    • Do you prefer coffee or tea? (You must pick at least one, even if neither are your favorite beverage.)

Black Tea, but spare me the spice. Any kind of flavoring just ruins it for me.

    • Considering your previous choice, do you prefer it hot or iced?

Always hot, but if I can’t get it that way, I won’t refuse some good old-fashioned Southern iced tea.

    • How do you take it (cream, sugar, honey, black, etc.)?

Cream and sugar, please!

    • What is your earliest memory of drinking coffee?

I had a taste of my Mom’s back when the dinosaurs roamed the earth — just a toddler then, I’m pretty sure — and it freaked me out so badly that I didn’t touch the stuff until I was in college.

  • What is your earliest memory of drinking tea?

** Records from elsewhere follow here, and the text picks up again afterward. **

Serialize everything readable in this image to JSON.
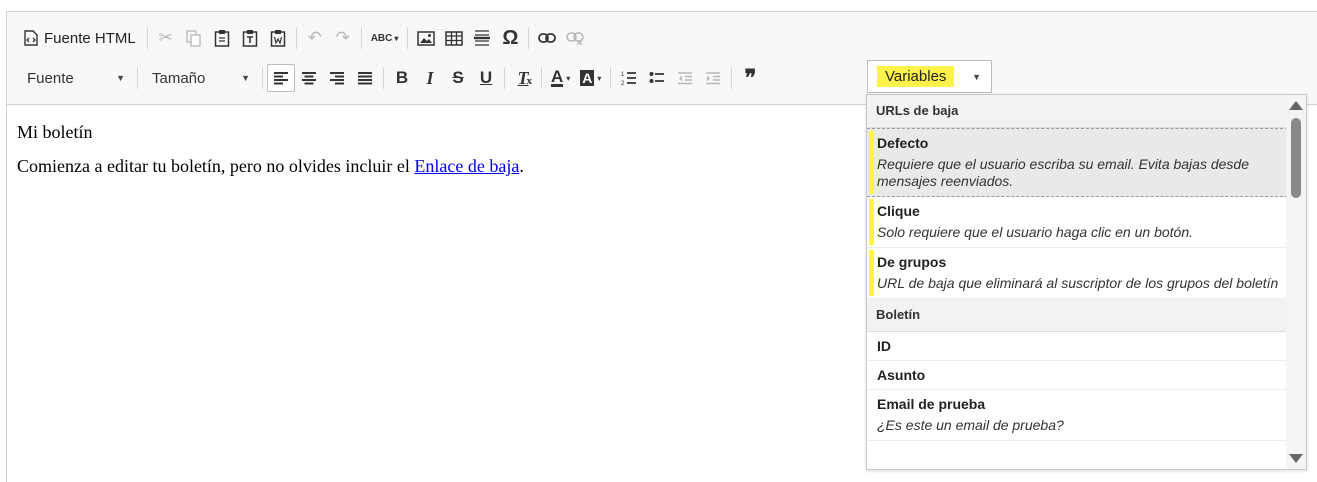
{
  "toolbar": {
    "source_label": "Fuente HTML",
    "font_combo": "Fuente",
    "size_combo": "Tamaño",
    "variables_combo": "Variables",
    "icons": {
      "cut": "✂",
      "undo": "↶",
      "redo": "↷",
      "spell": "ABC",
      "special_char": "Ω",
      "bold": "B",
      "italic": "I",
      "strike": "S",
      "underline": "U",
      "remove_format": "T",
      "text_color": "A",
      "bg_color": "A",
      "quote": "❞"
    }
  },
  "content": {
    "title": "Mi boletín",
    "text_before_link": "Comienza a editar tu boletín, pero no olvides incluir el ",
    "link_text": "Enlace de baja",
    "text_after_link": "."
  },
  "dropdown": {
    "groups": [
      {
        "heading": "URLs de baja",
        "items": [
          {
            "title": "Defecto",
            "desc": "Requiere que el usuario escriba su email. Evita bajas desde mensajes reenviados."
          },
          {
            "title": "Clique",
            "desc": "Solo requiere que el usuario haga clic en un botón."
          },
          {
            "title": "De grupos",
            "desc": "URL de baja que eliminará al suscriptor de los grupos del boletín"
          }
        ]
      },
      {
        "heading": "Boletín",
        "items": [
          {
            "title": "ID"
          },
          {
            "title": "Asunto"
          },
          {
            "title": "Email de prueba",
            "desc": "¿Es este un email de prueba?"
          }
        ]
      }
    ]
  },
  "colors": {
    "highlight": "#fff24a",
    "link": "#0000ee",
    "toolbar_bg": "#f8f8f8"
  }
}
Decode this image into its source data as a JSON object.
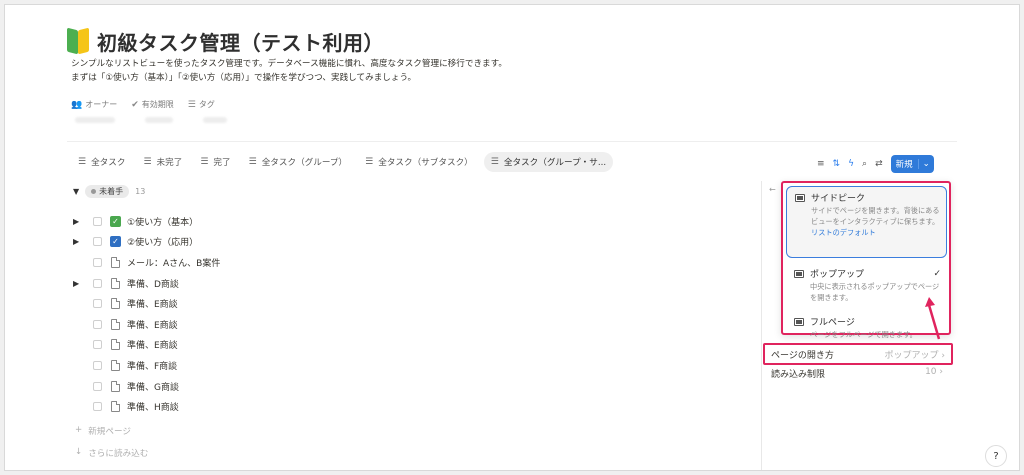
{
  "page": {
    "title": "初級タスク管理（テスト利用）",
    "desc_line1": "シンプルなリストビューを使ったタスク管理です。データベース機能に慣れ、高度なタスク管理に移行できます。",
    "desc_line2": "まずは「①使い方（基本）」「②使い方（応用）」で操作を学びつつ、実践してみましょう。"
  },
  "props": [
    {
      "icon": "people-icon",
      "label": "オーナー"
    },
    {
      "icon": "check-circle-icon",
      "label": "有効期限"
    },
    {
      "icon": "list-icon",
      "label": "タグ"
    }
  ],
  "tabs": [
    "全タスク",
    "未完了",
    "完了",
    "全タスク（グループ）",
    "全タスク（サブタスク）",
    "全タスク（グループ・サ..."
  ],
  "toolbar": {
    "new_label": "新規"
  },
  "group": {
    "label": "未着手",
    "count": "13"
  },
  "rows": [
    {
      "label": "①使い方（基本）",
      "toggle": true,
      "type": "green"
    },
    {
      "label": "②使い方（応用）",
      "toggle": true,
      "type": "blue"
    },
    {
      "label": "メール：Aさん、B案件",
      "toggle": false,
      "type": "doc"
    },
    {
      "label": "準備、D商談",
      "toggle": true,
      "type": "doc"
    },
    {
      "label": "準備、E商談",
      "toggle": false,
      "type": "doc"
    },
    {
      "label": "準備、E商談",
      "toggle": false,
      "type": "doc"
    },
    {
      "label": "準備、E商談",
      "toggle": false,
      "type": "doc"
    },
    {
      "label": "準備、F商談",
      "toggle": false,
      "type": "doc"
    },
    {
      "label": "準備、G商談",
      "toggle": false,
      "type": "doc"
    },
    {
      "label": "準備、H商談",
      "toggle": false,
      "type": "doc"
    }
  ],
  "footer": {
    "new_page": "新規ページ",
    "load_more": "さらに読み込む"
  },
  "dropdown": {
    "side": {
      "name": "サイドピーク",
      "sub": "サイドでページを開きます。背後にあるビューをインタラクティブに保ちます。",
      "default": "リストのデフォルト"
    },
    "popup": {
      "name": "ポップアップ",
      "sub": "中央に表示されるポップアップでページを開きます。"
    },
    "full": {
      "name": "フルページ",
      "sub": "ページをフルページで開きます。"
    }
  },
  "settings": {
    "open_label": "ページの開き方",
    "open_value": "ポップアップ",
    "load_label": "読み込み制限",
    "load_value": "10"
  },
  "colors": {
    "accent": "#2f7ad9",
    "highlight": "#e0245e"
  }
}
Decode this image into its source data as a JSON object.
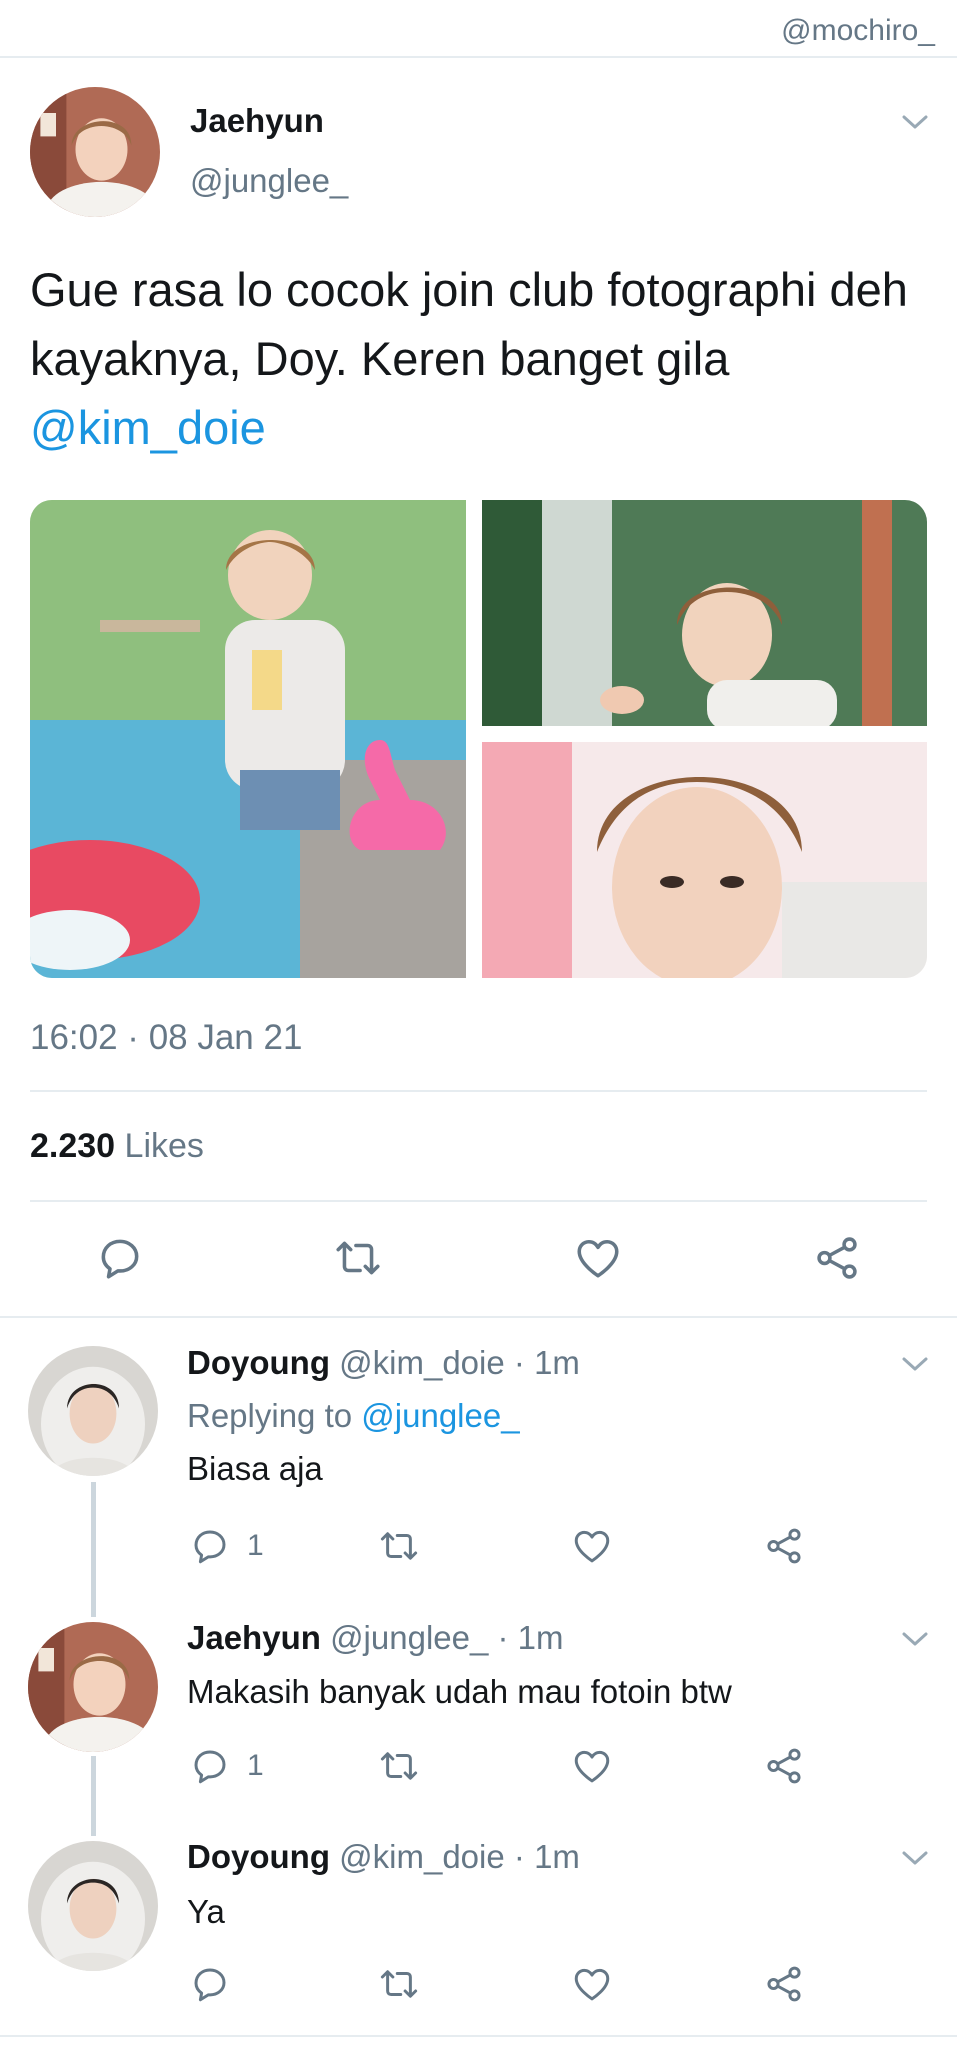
{
  "watermark": "@mochiro_",
  "main_tweet": {
    "name": "Jaehyun",
    "handle": "@junglee_",
    "text": "Gue rasa lo cocok join club fotographi deh kayaknya, Doy. Keren banget gila",
    "mention": "@kim_doie",
    "timestamp": "16:02 · 08 Jan 21",
    "likes_count": "2.230",
    "likes_label": "Likes"
  },
  "replies": [
    {
      "name": "Doyoung",
      "handle": "@kim_doie",
      "time": "· 1m",
      "replying_label": "Replying to",
      "replying_to": "@junglee_",
      "text": "Biasa aja",
      "reply_count": "1"
    },
    {
      "name": "Jaehyun",
      "handle": "@junglee_",
      "time": "· 1m",
      "text": "Makasih banyak udah mau fotoin btw",
      "reply_count": "1"
    },
    {
      "name": "Doyoung",
      "handle": "@kim_doie",
      "time": "· 1m",
      "text": "Ya"
    }
  ],
  "icons": {
    "reply": "reply-icon",
    "retweet": "retweet-icon",
    "like": "heart-icon",
    "share": "share-icon",
    "more": "chevron-down-icon"
  },
  "colors": {
    "link": "#1b95e0",
    "secondary_text": "#657786",
    "separator": "#e6ecf0"
  }
}
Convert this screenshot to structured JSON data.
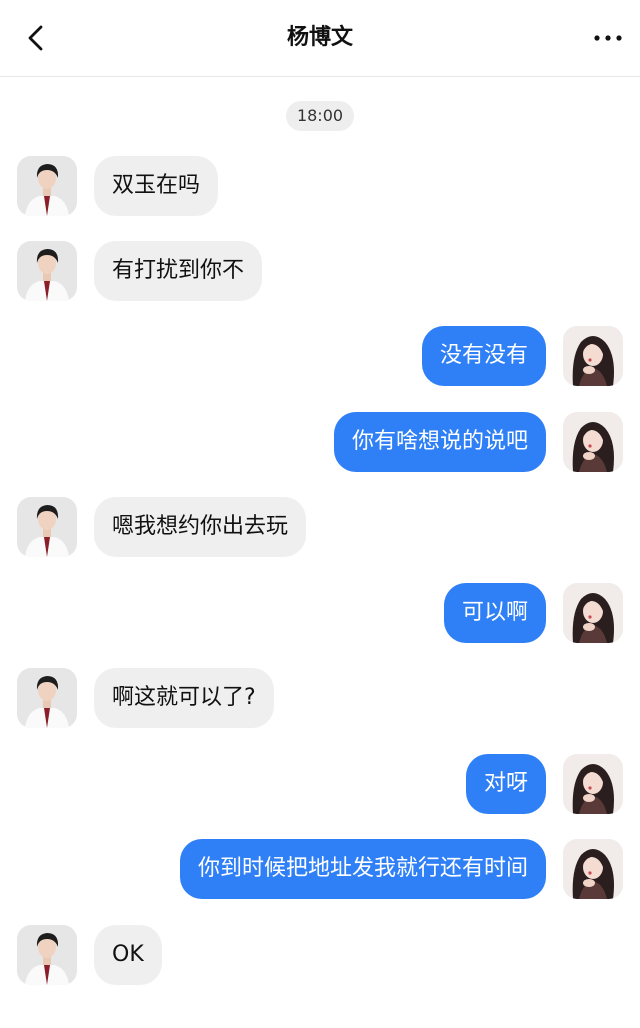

As a child. My Mom always served her guests tea with dessert and, naturally, you can’t have one without the other!